If vacations were perfect, what would we talk about in years to come?
I said that a lot during our time away from home.
Let me just preface this by saying it was wonderful to be with family. I saw cousins I haven’t seen since we were children, and our lumberjack uncle who lived in Alaska for much of his life. Quick story about them:
My mom’s brother used to be a lumberjack in Alaska, and we rarely saw him. One Christmas Uncle Steve came down to Grandma and Grandpa’s house during a family gathering. He had a big bushy beard, and his thick wavy hair was shoulder-length. I don’t remember what he wore, but I’m sure it was rustic. He was a mountain man.
When he arrived, he stood in the doorway with his eyes twinkling, and addressed all of us children in his gravelly voice. “Do you know who I am?”
Becky and Beth, my 4yo twin cousins, piped up in unison: “Jesus!”
We spent time with mom’s sister Aunt Lynn and got to know uncle Roger better too, and of course spent time with my sweet grandparents who arranged it all. And I’m almost ashamed to say that we saw far more of the family members who live nearby than we typically see. Apparently we all had to drive a thousand miles to spend time together.
All told, there were about 45 family members, including 11 of my siblings. A few were not able to attend. Our Tennessee sister and her family couldn’t come because she was great with child. As of yesterday evening, she’s holding that child!
We had a small talent show which included mandolins, guitars, a violin, singing, poetry, and a fun little trick by yours truly. Uncle Steve provided some background music with his banjo and gave a talk about Tlingit Indians since he has spent quite a lot of time among them while in Alaska. He has even studied the language and – I think – taken part in the tribal government. Our family shares Tlingit blood, so this was very interesting to all of us.
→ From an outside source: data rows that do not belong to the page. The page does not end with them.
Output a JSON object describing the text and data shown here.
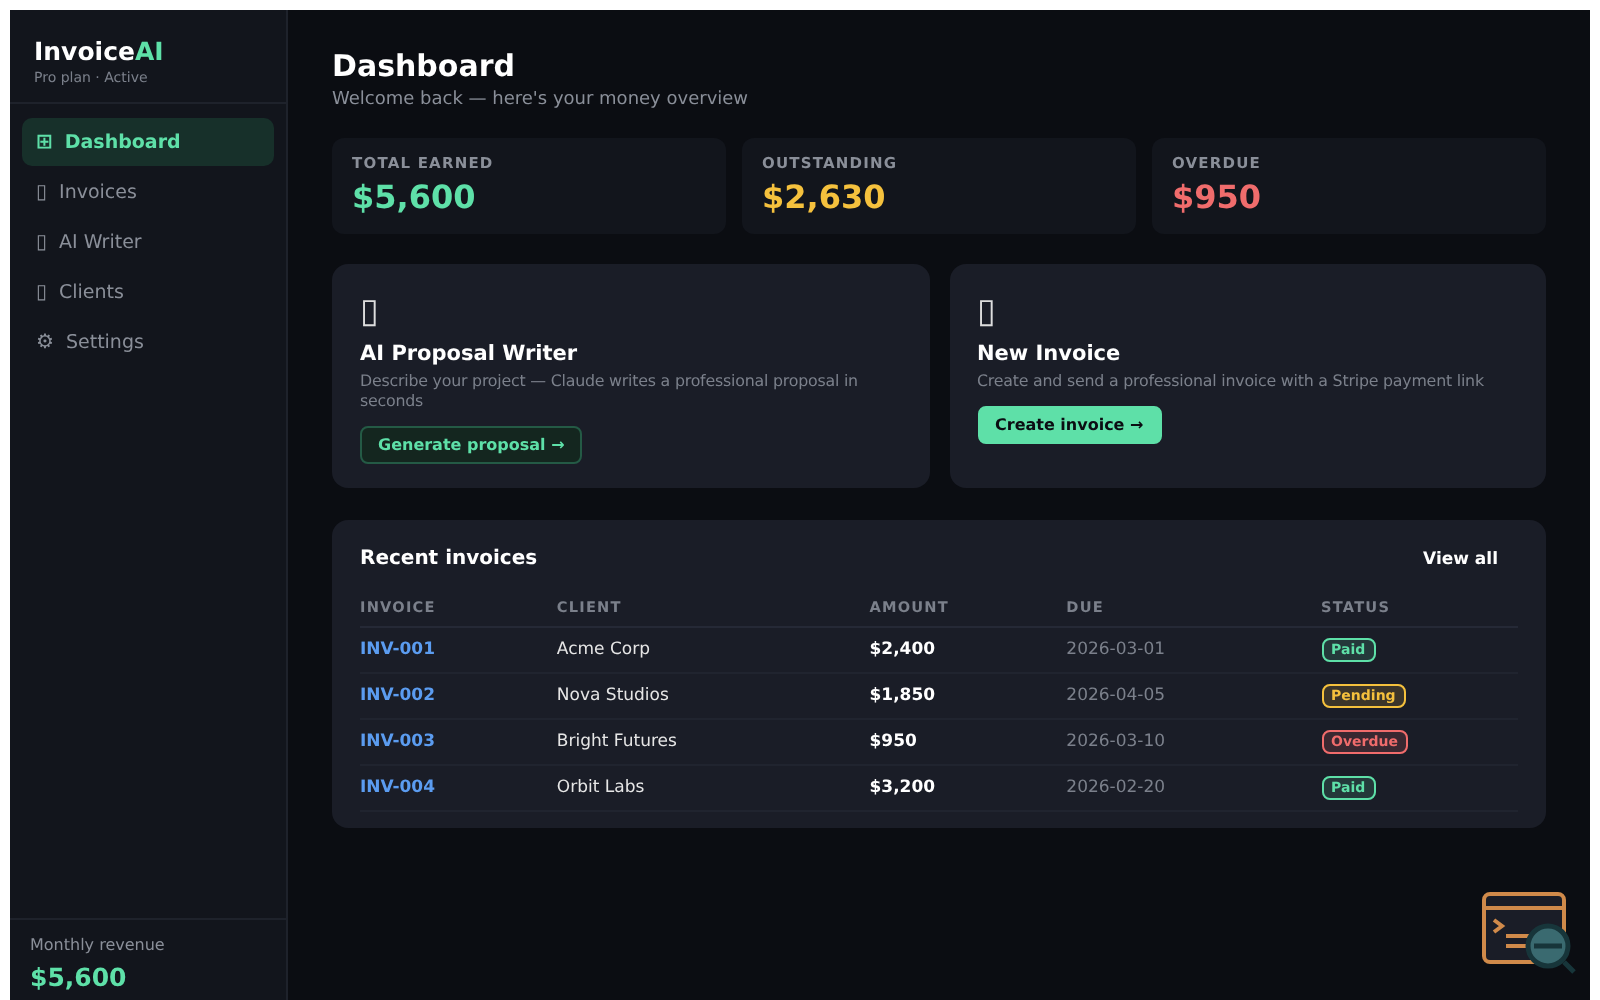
{
  "brand": {
    "name": "Invoice",
    "accent": "AI",
    "plan": "Pro plan · Active"
  },
  "nav": [
    {
      "icon": "⊞",
      "label": "Dashboard",
      "selected": true
    },
    {
      "icon": "▯",
      "label": "Invoices",
      "selected": false
    },
    {
      "icon": "▯",
      "label": "AI Writer",
      "selected": false
    },
    {
      "icon": "▯",
      "label": "Clients",
      "selected": false
    },
    {
      "icon": "⚙",
      "label": "Settings",
      "selected": false
    }
  ],
  "sidebar_footer": {
    "label": "Monthly revenue",
    "value": "$5,600"
  },
  "header": {
    "title": "Dashboard",
    "subtitle": "Welcome back — here's your money overview"
  },
  "stats": [
    {
      "label": "TOTAL EARNED",
      "value": "$5,600",
      "color": "#5ee0a8"
    },
    {
      "label": "OUTSTANDING",
      "value": "$2,630",
      "color": "#f5c13d"
    },
    {
      "label": "OVERDUE",
      "value": "$950",
      "color": "#f06c6c"
    }
  ],
  "actions": [
    {
      "icon": "▯",
      "title": "AI Proposal Writer",
      "text": "Describe your project — Claude writes a professional proposal in seconds",
      "button": "Generate proposal →",
      "kind": "outline"
    },
    {
      "icon": "▯",
      "title": "New Invoice",
      "text": "Create and send a professional invoice with a Stripe payment link",
      "button": "Create invoice →",
      "kind": "solid"
    }
  ],
  "recent": {
    "title": "Recent invoices",
    "link": "View all",
    "columns": [
      "INVOICE",
      "CLIENT",
      "AMOUNT",
      "DUE",
      "STATUS"
    ],
    "rows": [
      {
        "id": "INV-001",
        "client": "Acme Corp",
        "amount": "$2,400",
        "due": "2026-03-01",
        "status": "Paid",
        "color": "#5ee0a8"
      },
      {
        "id": "INV-002",
        "client": "Nova Studios",
        "amount": "$1,850",
        "due": "2026-04-05",
        "status": "Pending",
        "color": "#f5c13d"
      },
      {
        "id": "INV-003",
        "client": "Bright Futures",
        "amount": "$950",
        "due": "2026-03-10",
        "status": "Overdue",
        "color": "#f06c6c"
      },
      {
        "id": "INV-004",
        "client": "Orbit Labs",
        "amount": "$3,200",
        "due": "2026-02-20",
        "status": "Paid",
        "color": "#5ee0a8"
      }
    ]
  }
}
But I have to suspect that the most memorable bits will be the ones that went wrong:
- The van fiasco that threatened to keep us home right from the start.
- Our chicken pox scare.
- My forgotten garment bag with every scrap of my clothes except the ones on my back.
- The forgotten charger for our camera. Grrr. We got no pics except the ones from our cell phones. Fortunately we spent a lot of time outside, so the quality is better than expected. I was also motivated to master mobile uploads on Facebook! I’m just a beginner, though. Check out hubby’s uploads to see more.
- My laptop, dead for almost the entire week. Reseating the RAM worked once or twice, then it didn’t. As it turned out, it needed new RAM.
- The dead van. Hubby was prepared to replace the starter, but it was just loose. Probably because we rushed the mechanic who worked on it just before we left.
- The virus (or water-borne bacteria?) that swept through nearly the entire extended family in a matter of 48 hours. Much too fast for flu, if you ask me.
- Our “lakefront condo” with no lake in sight (it was hidden by other buildings), open sewage, musty rooms, rock hard mattress, blue shag baseboards, broken showerhead, pay-per-use housekeeping (midweek vacuum: $2; deoderize room: $3), no internet in the rooms… can you hear the horror music? zeet! zeet! zeet!
But the pool! Ah, the pool. That made up for everything. There were 4 pools, but the biggest and best was very close to our rooms, and became the central meeting place. The kids nearly lived there, and the grownups lounged about in a superviserly way. There were very few guests outside the family, and the few strangers were nearly all children.
All in all, it was a delightful week. We went to the Titanic museum one day,
and rented a pavilion for a picnic at the lake another day.
I was able to meet Carey and Terri, 2 local blog-friends at a Starbucks. Carey, I’ve already lost it. What’s your blog?
Based on descriptions, we all seem to live on the same piece of land, though I’m not sure how that is possible. Terri and Carey both had photos of their gardens, and I couldn’t tell the two apart. It seems they live just minutes apart!
We drove across the Table Rock Dam several times getting to and from other places, and it was hard not to slow down to 5mph to admire the view. Other than that, we kicked back and enjoyed each others’ company, doing our best not to look touristy. I doubt that we succeeded, but that’s OK.